From the Stelvio Pass to the Tail of the Dragon, parts of our planet still abound with curvy pavement for driving enthusiasts. However, it turns out that the French Mediterranean territory of Corsica simply out-twists them all; narrow roads wind across the island’s mountains like so much curly pasta. Why would Jaguar show off a family 4×4 here, of all places? Even in midwinter this is sports-car, not sport-ute, country. But it turns out Jaguar’s newborn thinks it’s a sports car.
Meet E, the newest member of the Pace clan. Like its sibling, the Jaguar F-Pace, the E-Pace is an all-wheel-drive crossover SUV, almost equally polished but in a compact size. Why “Pace”? William Lyons, who established the marque in 1935, decreed that all Jaguar cars would embody “grace, space, and pace.” In this case, two-and-a-half out of three ain’t bad.
The E’s ample pace — about six seconds from 0 to 60 miles per hour and a top speed around 150 while squeezing near 30 highway miles out of a gallon of gas — comes from a choice of two 2.0-liter, four-cylinder engines, one turbocharged to 246 horsepower and 269 pound-feet of torque, the other to 296 horsepower and 295 pound-feet. These rev-happy motors are connected to nine-speed automatic transmissions with finger paddles behind the steering wheel. Manual shifts are a bit slow, but the autobox programming is spot-on. With throttle pressure and occasionally flicking the pistolgrip shift lever over to Sport, firing the E-Pace (in 296HP R-Dynamic trim) from apex to apex was easy. Whatever the grade, the engine never sounded or felt strained, and gear changes were smooth and timed right. Braking and steering were accurate and linear.
Negotiating hundreds of Corsican corners also showed off the E-Pace’s available Active Drive, which can send power almost completely to either the front or the rear wheels or any combination thereof. It can even disengage the rear axle entirely and let the front wheels do the work, to cut friction and fuel burn. Then, as needed, all-wheel drive re-engages in an eyeblink. In addition, torque vectoring boosts power to the outside rear wheel to help rotate the vehicle through corners. It’s all seamless; the driver feels only grip when and where it’s needed, and neutral cornering in tight bends.

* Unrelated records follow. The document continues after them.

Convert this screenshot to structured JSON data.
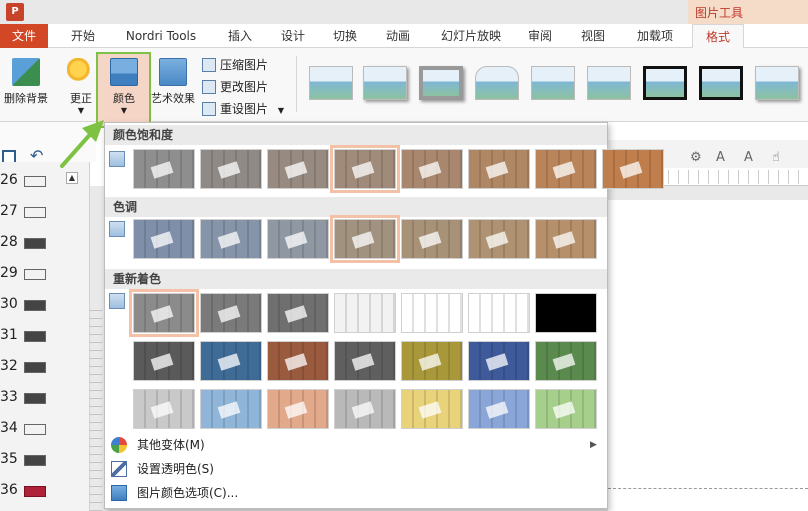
{
  "titlebar": {
    "app_icon": "P",
    "context_label": "图片工具"
  },
  "tabs": [
    "文件",
    "开始",
    "Nordri Tools",
    "插入",
    "设计",
    "切换",
    "动画",
    "幻灯片放映",
    "审阅",
    "视图",
    "加载项",
    "格式"
  ],
  "ribbon": {
    "remove_background": "删除背景",
    "corrections": "更正",
    "color": "颜色",
    "artistic_effects": "艺术效果",
    "compress": "压缩图片",
    "change": "更改图片",
    "reset": "重设图片"
  },
  "slide_numbers": [
    "26",
    "27",
    "28",
    "29",
    "30",
    "31",
    "32",
    "33",
    "34",
    "35",
    "36"
  ],
  "dropdown": {
    "saturation_header": "颜色饱和度",
    "tone_header": "色调",
    "recolor_header": "重新着色",
    "more_variations": "其他变体(M)",
    "set_transparent": "设置透明色(S)",
    "picture_color_options": "图片颜色选项(C)..."
  },
  "swatches": {
    "saturation": [
      "#8e8e8e",
      "#8f8a86",
      "#978a80",
      "#a08a7a",
      "#a8876e",
      "#b08764",
      "#b9845a",
      "#c07e4c"
    ],
    "tone": [
      "#7f8faa",
      "#8594a8",
      "#8e97a2",
      "#a0927f",
      "#a89277",
      "#ae9272",
      "#b5906a"
    ],
    "recolor": [
      [
        "#8b8b8b",
        "#7a7a7a",
        "#6f6f6f",
        "#f2f2f2",
        "#ffffff",
        "#ffffff",
        "#000000"
      ],
      [
        "#5a5a5a",
        "#3f6c97",
        "#9a5a3d",
        "#5f5f5f",
        "#a8983a",
        "#3e5a9a",
        "#5a8a4e"
      ],
      [
        "#c9c9c9",
        "#8fb5d8",
        "#e2a98a",
        "#b9b9b9",
        "#e8d27a",
        "#8aa6d8",
        "#a6cf8c"
      ]
    ]
  }
}
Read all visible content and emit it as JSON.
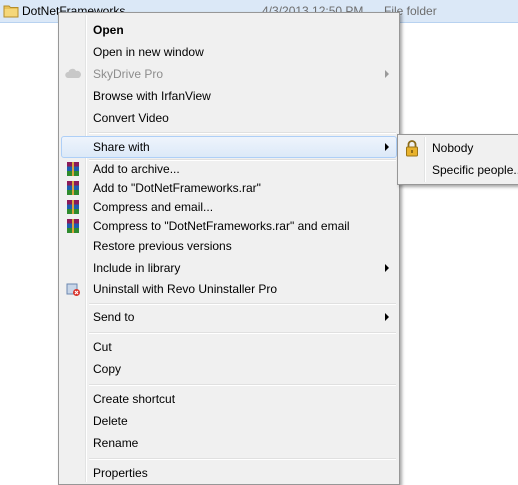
{
  "file_row": {
    "name": "DotNetFrameworks",
    "date": "4/3/2013 12:50 PM",
    "type": "File folder"
  },
  "context_menu": {
    "items": [
      {
        "label": "Open",
        "bold": true
      },
      {
        "label": "Open in new window"
      },
      {
        "label": "SkyDrive Pro",
        "disabled": true,
        "submenu": true,
        "icon": "cloud-icon"
      },
      {
        "label": "Browse with IrfanView"
      },
      {
        "label": "Convert Video"
      },
      {
        "label": "Share with",
        "submenu": true,
        "highlighted": true
      },
      {
        "label": "Add to archive...",
        "icon": "winrar-icon"
      },
      {
        "label": "Add to \"DotNetFrameworks.rar\"",
        "icon": "winrar-icon"
      },
      {
        "label": "Compress and email...",
        "icon": "winrar-icon"
      },
      {
        "label": "Compress to \"DotNetFrameworks.rar\" and email",
        "icon": "winrar-icon"
      },
      {
        "label": "Restore previous versions"
      },
      {
        "label": "Include in library",
        "submenu": true
      },
      {
        "label": "Uninstall with Revo Uninstaller Pro",
        "icon": "revo-uninstaller-icon"
      },
      {
        "label": "Send to",
        "submenu": true
      },
      {
        "label": "Cut"
      },
      {
        "label": "Copy"
      },
      {
        "label": "Create shortcut"
      },
      {
        "label": "Delete"
      },
      {
        "label": "Rename"
      },
      {
        "label": "Properties"
      }
    ]
  },
  "share_submenu": {
    "items": [
      {
        "label": "Nobody",
        "icon": "lock-icon"
      },
      {
        "label": "Specific people..."
      }
    ]
  },
  "colors": {
    "menu_bg": "#f0f0f0",
    "highlight": "#dce9f8",
    "disabled_text": "#8d8d8d"
  }
}
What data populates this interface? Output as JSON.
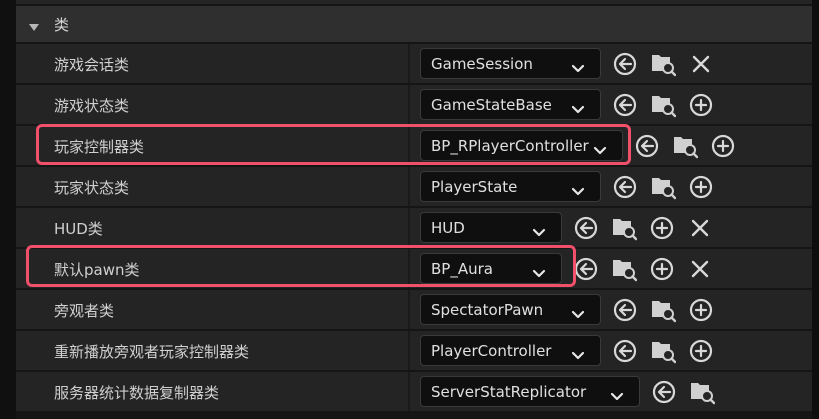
{
  "section": {
    "title": "类"
  },
  "rows": [
    {
      "label": "游戏会话类",
      "value": "GameSession"
    },
    {
      "label": "游戏状态类",
      "value": "GameStateBase"
    },
    {
      "label": "玩家控制器类",
      "value": "BP_RPlayerController"
    },
    {
      "label": "玩家状态类",
      "value": "PlayerState"
    },
    {
      "label": "HUD类",
      "value": "HUD"
    },
    {
      "label": "默认pawn类",
      "value": "BP_Aura"
    },
    {
      "label": "旁观者类",
      "value": "SpectatorPawn"
    },
    {
      "label": "重新播放旁观者玩家控制器类",
      "value": "PlayerController"
    },
    {
      "label": "服务器统计数据复制器类",
      "value": "ServerStatReplicator"
    }
  ],
  "icons": {
    "use": "use-selected-icon",
    "browse": "browse-asset-icon",
    "add": "add-new-icon",
    "clear": "clear-icon",
    "collapse": "chevron-down-icon"
  },
  "colors": {
    "highlight": "#f0506a",
    "row_bg": "#242424",
    "header_bg": "#2f2f2f",
    "combo_bg": "#0f0f0f"
  }
}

The E-Pace can also let the driver toggle between Normal, Dynamic, Eco, Rain/Snow and Custom modes, which alter the response of the all-wheel drive and the transmission, brakes, steering, suspension and throttle, and even, in Eco mode, the climate control.
Body roll is minimal, for a tall vehicle with eight inches of ground clearance, and the suspension and stiff chassis absorb bumps comfortably while keeping the vehicle pointed the right way. Even purposely sawing at the steering wheel going into a corner caused no serious problems.
The E-Pace also offers a slew of safety aids such as front and side traffic monitoring, collision warning, emergency braking, parking assist, and a gentle tug on the wheel to keep us from changing lanes if someone’s in our blind spot.
All this virtuosity, then, constitutes the E-Pace’s “grace.” Only when it comes to space does the E suffer slightly. In size and comfort, from the B pillar forward, the E-Pace is almost identical to the luxurious F-Pace; overall, however, it’s 14 inches shorter than its sibling, and the reduction is in the rear seat and cargo area. There’s still room for two tall people plus a few bags back there — just not much of it.
The E-Pace is a small SUV; but if in its internal-combustion heart it truly believes it’s a sports car or an oversize, deluxe hot hatch with some offroad chops, let’s not tell it otherwise. Singlehandedly, the F-Pace doubled Jaguar’s sales in one year; the E-Pace may well do it again.
The US edition of the 2018 Jaguar E-Pace is available in six trim levels:
- E-Pace, E-Pace S, E-Pace SE (with the 264HP engine) starting at $38,600 to $44,300 + $995 delivery
- E-Pace R-Dynamic S, SE, HSE (with the 296HP engine) starting at $47,250 to $53,100 + $995 delivery